**Problem**
Output the data below in full, character for character.

**Records**

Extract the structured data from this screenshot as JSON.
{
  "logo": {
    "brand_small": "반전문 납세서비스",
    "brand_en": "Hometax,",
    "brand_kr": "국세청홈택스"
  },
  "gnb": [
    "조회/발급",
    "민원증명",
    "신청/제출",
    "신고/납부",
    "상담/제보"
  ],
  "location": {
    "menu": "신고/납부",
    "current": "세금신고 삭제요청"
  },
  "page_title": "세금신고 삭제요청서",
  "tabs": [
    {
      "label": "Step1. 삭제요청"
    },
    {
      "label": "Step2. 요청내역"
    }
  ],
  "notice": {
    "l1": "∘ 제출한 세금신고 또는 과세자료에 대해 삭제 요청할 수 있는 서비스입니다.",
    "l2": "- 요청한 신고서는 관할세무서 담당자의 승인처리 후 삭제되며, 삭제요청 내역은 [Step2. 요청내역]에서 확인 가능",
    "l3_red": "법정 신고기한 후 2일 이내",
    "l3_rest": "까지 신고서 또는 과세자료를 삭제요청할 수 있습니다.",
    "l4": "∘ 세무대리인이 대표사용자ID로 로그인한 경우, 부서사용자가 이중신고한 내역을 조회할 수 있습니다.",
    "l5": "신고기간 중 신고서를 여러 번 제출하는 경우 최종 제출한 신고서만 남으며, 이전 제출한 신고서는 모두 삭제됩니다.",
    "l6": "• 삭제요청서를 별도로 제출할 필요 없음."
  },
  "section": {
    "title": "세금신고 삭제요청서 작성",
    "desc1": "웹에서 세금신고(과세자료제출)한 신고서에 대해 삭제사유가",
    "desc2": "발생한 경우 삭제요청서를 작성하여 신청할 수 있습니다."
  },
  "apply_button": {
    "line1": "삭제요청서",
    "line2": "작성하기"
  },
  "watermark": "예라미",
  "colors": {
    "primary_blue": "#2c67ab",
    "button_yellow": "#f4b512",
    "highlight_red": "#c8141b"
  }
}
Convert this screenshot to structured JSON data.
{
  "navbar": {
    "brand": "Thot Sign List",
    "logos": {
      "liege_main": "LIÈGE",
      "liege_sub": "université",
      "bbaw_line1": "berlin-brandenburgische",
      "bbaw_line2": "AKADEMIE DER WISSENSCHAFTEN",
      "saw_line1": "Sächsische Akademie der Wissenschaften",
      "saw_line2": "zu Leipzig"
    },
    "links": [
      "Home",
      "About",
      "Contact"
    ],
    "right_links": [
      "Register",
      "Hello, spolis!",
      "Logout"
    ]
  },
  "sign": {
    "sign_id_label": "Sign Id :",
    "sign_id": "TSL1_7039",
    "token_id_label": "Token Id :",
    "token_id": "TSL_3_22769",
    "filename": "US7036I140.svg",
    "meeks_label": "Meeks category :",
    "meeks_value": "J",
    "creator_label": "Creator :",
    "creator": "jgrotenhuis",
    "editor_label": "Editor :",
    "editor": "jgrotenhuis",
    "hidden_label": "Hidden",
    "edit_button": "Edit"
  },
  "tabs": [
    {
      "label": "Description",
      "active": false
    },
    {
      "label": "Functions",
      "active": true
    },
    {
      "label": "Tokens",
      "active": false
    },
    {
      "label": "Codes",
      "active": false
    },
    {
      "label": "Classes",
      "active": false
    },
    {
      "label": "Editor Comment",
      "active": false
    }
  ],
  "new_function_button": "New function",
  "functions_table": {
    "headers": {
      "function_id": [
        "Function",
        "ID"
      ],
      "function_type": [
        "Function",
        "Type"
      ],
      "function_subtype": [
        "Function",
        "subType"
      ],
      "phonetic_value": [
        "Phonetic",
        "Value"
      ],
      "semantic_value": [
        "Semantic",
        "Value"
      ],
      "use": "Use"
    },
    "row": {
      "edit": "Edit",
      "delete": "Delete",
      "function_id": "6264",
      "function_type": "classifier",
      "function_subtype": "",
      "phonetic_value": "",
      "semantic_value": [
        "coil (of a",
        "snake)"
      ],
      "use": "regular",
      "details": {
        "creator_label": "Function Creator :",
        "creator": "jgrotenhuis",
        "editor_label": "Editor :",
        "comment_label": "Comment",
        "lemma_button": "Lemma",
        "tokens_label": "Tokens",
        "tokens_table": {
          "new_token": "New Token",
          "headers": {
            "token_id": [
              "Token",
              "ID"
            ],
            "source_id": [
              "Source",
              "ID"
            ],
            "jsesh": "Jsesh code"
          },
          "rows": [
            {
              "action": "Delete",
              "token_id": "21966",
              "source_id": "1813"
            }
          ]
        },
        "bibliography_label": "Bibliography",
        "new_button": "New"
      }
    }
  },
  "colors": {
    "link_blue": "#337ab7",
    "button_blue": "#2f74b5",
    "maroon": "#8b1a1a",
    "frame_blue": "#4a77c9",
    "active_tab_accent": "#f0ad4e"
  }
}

**Completed task**
Extract the structured data from this screenshot as JSON.
{
  "logo": {
    "brand_small": "반전문 납세서비스",
    "brand_en": "Hometax,",
    "brand_kr": "국세청홈택스"
  },
  "gnb": [
    "조회/발급",
    "민원증명",
    "신청/제출",
    "신고/납부",
    "상담/제보"
  ],
  "location": {
    "menu": "신고/납부",
    "current": "세금신고 삭제요청"
  },
  "page_title": "세금신고 삭제요청서",
  "tabs": [
    {
      "label": "Step1. 삭제요청"
    },
    {
      "label": "Step2. 요청내역"
    }
  ],
  "notice": {
    "l1": "∘ 제출한 세금신고 또는 과세자료에 대해 삭제 요청할 수 있는 서비스입니다.",
    "l2": "- 요청한 신고서는 관할세무서 담당자의 승인처리 후 삭제되며, 삭제요청 내역은 [Step2. 요청내역]에서 확인 가능",
    "l3_red": "법정 신고기한 후 2일 이내",
    "l3_rest": "까지 신고서 또는 과세자료를 삭제요청할 수 있습니다.",
    "l4": "∘ 세무대리인이 대표사용자ID로 로그인한 경우, 부서사용자가 이중신고한 내역을 조회할 수 있습니다.",
    "l5": "신고기간 중 신고서를 여러 번 제출하는 경우 최종 제출한 신고서만 남으며, 이전 제출한 신고서는 모두 삭제됩니다.",
    "l6": "• 삭제요청서를 별도로 제출할 필요 없음."
  },
  "section": {
    "title": "세금신고 삭제요청서 작성",
    "desc1": "웹에서 세금신고(과세자료제출)한 신고서에 대해 삭제사유가",
    "desc2": "발생한 경우 삭제요청서를 작성하여 신청할 수 있습니다."
  },
  "apply_button": {
    "line1": "삭제요청서",
    "line2": "작성하기"
  },
  "watermark": "예라미",
  "colors": {
    "primary_blue": "#2c67ab",
    "button_yellow": "#f4b512",
    "highlight_red": "#c8141b"
  }
}
Convert this screenshot to structured JSON data.
{
  "navbar": {
    "brand": "Thot Sign List",
    "logos": {
      "liege_main": "LIÈGE",
      "liege_sub": "université",
      "bbaw_line1": "berlin-brandenburgische",
      "bbaw_line2": "AKADEMIE DER WISSENSCHAFTEN",
      "saw_line1": "Sächsische Akademie der Wissenschaften",
      "saw_line2": "zu Leipzig"
    },
    "links": [
      "Home",
      "About",
      "Contact"
    ],
    "right_links": [
      "Register",
      "Hello, spolis!",
      "Logout"
    ]
  },
  "sign": {
    "sign_id_label": "Sign Id :",
    "sign_id": "TSL1_7039",
    "token_id_label": "Token Id :",
    "token_id": "TSL_3_22769",
    "filename": "US7036I140.svg",
    "meeks_label": "Meeks category :",
    "meeks_value": "J",
    "creator_label": "Creator :",
    "creator": "jgrotenhuis",
    "editor_label": "Editor :",
    "editor": "jgrotenhuis",
    "hidden_label": "Hidden",
    "edit_button": "Edit"
  },
  "tabs": [
    {
      "label": "Description",
      "active": false
    },
    {
      "label": "Functions",
      "active": true
    },
    {
      "label": "Tokens",
      "active": false
    },
    {
      "label": "Codes",
      "active": false
    },
    {
      "label": "Classes",
      "active": false
    },
    {
      "label": "Editor Comment",
      "active": false
    }
  ],
  "new_function_button": "New function",
  "functions_table": {
    "headers": {
      "function_id": [
        "Function",
        "ID"
      ],
      "function_type": [
        "Function",
        "Type"
      ],
      "function_subtype": [
        "Function",
        "subType"
      ],
      "phonetic_value": [
        "Phonetic",
        "Value"
      ],
      "semantic_value": [
        "Semantic",
        "Value"
      ],
      "use": "Use"
    },
    "row": {
      "edit": "Edit",
      "delete": "Delete",
      "function_id": "6264",
      "function_type": "classifier",
      "function_subtype": "",
      "phonetic_value": "",
      "semantic_value": [
        "coil (of a",
        "snake)"
      ],
      "use": "regular",
      "details": {
        "creator_label": "Function Creator :",
        "creator": "jgrotenhuis",
        "editor_label": "Editor :",
        "comment_label": "Comment",
        "lemma_button": "Lemma",
        "tokens_label": "Tokens",
        "tokens_table": {
          "new_token": "New Token",
          "headers": {
            "token_id": [
              "Token",
              "ID"
            ],
            "source_id": [
              "Source",
              "ID"
            ],
            "jsesh": "Jsesh code"
          },
          "rows": [
            {
              "action": "Delete",
              "token_id": "21966",
              "source_id": "1813"
            }
          ]
        },
        "bibliography_label": "Bibliography",
        "new_button": "New"
      }
    }
  },
  "colors": {
    "link_blue": "#337ab7",
    "button_blue": "#2f74b5",
    "maroon": "#8b1a1a",
    "frame_blue": "#4a77c9",
    "active_tab_accent": "#f0ad4e"
  }
}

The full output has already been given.